_What is expected_
Copy out each line of the entries where the word "JSON" is present.

[App and web page records]
################

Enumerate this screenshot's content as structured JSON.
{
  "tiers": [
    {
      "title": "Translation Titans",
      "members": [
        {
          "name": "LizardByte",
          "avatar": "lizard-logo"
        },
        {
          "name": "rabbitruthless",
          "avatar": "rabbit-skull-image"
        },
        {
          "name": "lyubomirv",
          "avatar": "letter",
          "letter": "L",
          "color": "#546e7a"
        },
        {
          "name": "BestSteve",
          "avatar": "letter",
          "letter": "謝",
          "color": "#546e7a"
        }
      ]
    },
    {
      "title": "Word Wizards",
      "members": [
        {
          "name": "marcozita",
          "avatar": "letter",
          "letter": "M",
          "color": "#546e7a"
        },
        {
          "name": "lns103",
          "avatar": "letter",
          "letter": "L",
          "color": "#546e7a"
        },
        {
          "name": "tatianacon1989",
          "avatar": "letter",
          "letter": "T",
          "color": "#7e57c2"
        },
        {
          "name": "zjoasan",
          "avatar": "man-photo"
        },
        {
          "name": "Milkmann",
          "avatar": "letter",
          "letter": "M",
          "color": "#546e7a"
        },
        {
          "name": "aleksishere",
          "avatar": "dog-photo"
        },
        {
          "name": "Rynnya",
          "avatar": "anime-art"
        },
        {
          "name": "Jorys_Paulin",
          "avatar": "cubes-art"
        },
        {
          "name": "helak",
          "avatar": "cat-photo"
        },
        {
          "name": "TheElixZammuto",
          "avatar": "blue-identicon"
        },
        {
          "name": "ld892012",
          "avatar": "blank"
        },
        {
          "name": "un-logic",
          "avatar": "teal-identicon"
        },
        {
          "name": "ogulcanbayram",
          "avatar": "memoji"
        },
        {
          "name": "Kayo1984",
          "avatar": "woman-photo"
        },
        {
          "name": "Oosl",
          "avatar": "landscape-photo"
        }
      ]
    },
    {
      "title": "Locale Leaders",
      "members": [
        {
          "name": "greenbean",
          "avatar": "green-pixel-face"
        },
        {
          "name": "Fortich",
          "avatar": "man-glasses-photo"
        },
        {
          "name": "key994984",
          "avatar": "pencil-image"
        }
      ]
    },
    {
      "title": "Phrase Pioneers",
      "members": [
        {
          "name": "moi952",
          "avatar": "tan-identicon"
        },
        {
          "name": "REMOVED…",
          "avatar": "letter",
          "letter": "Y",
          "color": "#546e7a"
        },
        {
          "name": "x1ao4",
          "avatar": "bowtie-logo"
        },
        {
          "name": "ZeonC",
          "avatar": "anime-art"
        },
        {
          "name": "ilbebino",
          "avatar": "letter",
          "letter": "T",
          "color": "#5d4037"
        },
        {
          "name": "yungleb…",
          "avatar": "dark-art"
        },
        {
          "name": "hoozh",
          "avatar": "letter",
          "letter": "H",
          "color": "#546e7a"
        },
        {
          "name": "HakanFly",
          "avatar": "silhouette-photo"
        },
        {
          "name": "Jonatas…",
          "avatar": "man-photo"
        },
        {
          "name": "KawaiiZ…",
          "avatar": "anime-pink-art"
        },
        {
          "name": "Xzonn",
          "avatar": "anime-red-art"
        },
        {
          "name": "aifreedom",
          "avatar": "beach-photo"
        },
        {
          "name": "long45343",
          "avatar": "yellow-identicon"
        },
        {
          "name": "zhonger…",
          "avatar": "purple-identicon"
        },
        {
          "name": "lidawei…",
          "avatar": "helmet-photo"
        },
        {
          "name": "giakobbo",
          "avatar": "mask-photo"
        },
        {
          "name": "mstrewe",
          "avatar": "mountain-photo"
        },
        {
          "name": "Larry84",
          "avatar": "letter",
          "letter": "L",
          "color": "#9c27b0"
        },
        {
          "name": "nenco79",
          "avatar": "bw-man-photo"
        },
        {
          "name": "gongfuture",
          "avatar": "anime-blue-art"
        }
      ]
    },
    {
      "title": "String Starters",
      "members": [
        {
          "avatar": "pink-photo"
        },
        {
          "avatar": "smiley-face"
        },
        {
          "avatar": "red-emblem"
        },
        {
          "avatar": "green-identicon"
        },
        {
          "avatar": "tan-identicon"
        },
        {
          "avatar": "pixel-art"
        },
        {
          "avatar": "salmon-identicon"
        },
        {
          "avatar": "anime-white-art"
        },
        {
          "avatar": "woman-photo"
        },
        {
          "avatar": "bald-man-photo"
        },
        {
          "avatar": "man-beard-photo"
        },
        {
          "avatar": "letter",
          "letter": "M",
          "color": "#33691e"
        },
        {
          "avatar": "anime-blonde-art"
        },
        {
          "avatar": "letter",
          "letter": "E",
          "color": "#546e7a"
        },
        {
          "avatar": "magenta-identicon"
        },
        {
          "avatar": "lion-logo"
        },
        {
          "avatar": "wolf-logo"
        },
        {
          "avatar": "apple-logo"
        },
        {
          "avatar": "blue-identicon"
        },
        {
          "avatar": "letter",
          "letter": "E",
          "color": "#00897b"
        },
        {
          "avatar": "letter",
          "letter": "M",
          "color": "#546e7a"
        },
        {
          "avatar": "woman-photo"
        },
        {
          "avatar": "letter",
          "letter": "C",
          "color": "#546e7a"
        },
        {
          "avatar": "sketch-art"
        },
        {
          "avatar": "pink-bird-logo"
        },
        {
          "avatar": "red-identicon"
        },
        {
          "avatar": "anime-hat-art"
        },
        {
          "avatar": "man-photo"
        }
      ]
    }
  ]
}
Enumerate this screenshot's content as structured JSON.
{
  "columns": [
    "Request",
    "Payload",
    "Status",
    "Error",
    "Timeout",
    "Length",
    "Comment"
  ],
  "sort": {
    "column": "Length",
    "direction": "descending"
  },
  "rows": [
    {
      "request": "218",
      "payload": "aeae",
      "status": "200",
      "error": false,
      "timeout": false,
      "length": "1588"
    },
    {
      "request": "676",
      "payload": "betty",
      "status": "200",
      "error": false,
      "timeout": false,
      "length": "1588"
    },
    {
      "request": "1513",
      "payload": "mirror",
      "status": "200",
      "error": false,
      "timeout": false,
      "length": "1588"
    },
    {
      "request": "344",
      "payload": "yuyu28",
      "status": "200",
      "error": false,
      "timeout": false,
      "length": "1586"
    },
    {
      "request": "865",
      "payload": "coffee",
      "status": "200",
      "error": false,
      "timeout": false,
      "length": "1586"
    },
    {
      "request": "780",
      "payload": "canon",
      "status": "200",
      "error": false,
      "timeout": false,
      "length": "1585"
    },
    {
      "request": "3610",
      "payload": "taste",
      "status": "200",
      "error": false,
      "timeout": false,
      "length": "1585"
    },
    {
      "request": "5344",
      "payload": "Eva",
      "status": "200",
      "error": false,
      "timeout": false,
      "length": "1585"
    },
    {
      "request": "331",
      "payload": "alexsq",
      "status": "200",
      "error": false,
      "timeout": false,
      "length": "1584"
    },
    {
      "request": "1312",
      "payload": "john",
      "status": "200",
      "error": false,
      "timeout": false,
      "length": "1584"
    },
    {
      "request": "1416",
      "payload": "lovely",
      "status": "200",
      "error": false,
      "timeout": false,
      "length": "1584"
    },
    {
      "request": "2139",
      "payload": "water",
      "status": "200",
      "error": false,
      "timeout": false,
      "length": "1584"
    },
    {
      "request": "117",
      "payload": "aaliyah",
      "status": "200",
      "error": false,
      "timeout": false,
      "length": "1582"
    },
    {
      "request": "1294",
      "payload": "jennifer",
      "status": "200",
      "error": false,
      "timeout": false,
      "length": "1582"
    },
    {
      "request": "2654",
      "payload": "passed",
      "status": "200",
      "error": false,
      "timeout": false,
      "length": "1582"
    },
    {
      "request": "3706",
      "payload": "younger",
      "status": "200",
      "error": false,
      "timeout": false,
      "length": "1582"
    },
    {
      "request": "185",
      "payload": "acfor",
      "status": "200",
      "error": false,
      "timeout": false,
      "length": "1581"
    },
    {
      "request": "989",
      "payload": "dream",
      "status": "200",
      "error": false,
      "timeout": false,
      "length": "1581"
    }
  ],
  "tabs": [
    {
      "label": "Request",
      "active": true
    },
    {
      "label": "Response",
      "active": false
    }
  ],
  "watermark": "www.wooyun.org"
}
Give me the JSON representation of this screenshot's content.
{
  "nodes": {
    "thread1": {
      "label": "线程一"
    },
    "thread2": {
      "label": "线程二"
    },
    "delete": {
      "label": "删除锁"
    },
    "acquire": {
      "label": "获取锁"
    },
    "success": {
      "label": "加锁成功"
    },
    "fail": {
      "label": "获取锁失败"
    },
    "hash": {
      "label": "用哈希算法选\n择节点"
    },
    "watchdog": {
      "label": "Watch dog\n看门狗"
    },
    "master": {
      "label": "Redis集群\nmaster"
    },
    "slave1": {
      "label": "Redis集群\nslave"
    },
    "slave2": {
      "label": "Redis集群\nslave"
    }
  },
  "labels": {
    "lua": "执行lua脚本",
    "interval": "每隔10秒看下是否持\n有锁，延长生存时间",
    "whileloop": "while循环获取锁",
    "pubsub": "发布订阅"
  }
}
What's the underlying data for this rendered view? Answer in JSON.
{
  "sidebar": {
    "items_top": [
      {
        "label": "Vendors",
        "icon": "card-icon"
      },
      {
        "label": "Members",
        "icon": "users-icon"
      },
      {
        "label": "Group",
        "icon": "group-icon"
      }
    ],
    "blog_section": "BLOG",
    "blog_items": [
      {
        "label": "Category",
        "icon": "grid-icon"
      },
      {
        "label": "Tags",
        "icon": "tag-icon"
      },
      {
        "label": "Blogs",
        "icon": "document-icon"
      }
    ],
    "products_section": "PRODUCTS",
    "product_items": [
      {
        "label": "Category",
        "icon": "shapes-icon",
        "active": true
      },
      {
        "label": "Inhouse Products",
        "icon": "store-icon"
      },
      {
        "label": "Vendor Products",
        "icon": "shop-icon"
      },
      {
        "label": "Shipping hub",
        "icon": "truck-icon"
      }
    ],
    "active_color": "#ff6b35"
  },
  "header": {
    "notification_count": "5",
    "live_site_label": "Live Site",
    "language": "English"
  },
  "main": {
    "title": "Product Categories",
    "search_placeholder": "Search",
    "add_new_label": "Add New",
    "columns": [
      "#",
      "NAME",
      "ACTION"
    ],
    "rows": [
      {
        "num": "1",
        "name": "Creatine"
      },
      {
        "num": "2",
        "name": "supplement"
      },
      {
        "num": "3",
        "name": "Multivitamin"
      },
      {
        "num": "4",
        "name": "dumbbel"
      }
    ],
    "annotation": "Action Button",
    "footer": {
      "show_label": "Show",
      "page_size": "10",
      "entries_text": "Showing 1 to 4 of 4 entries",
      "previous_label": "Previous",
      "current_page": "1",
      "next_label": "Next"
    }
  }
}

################

_Written response_
Enumerate this screenshot's content as structured JSON.
Enumerate this screenshot's content as structured JSON.
Give me the JSON representation of this screenshot's content.
What's the underlying data for this rendered view? Answer in JSON.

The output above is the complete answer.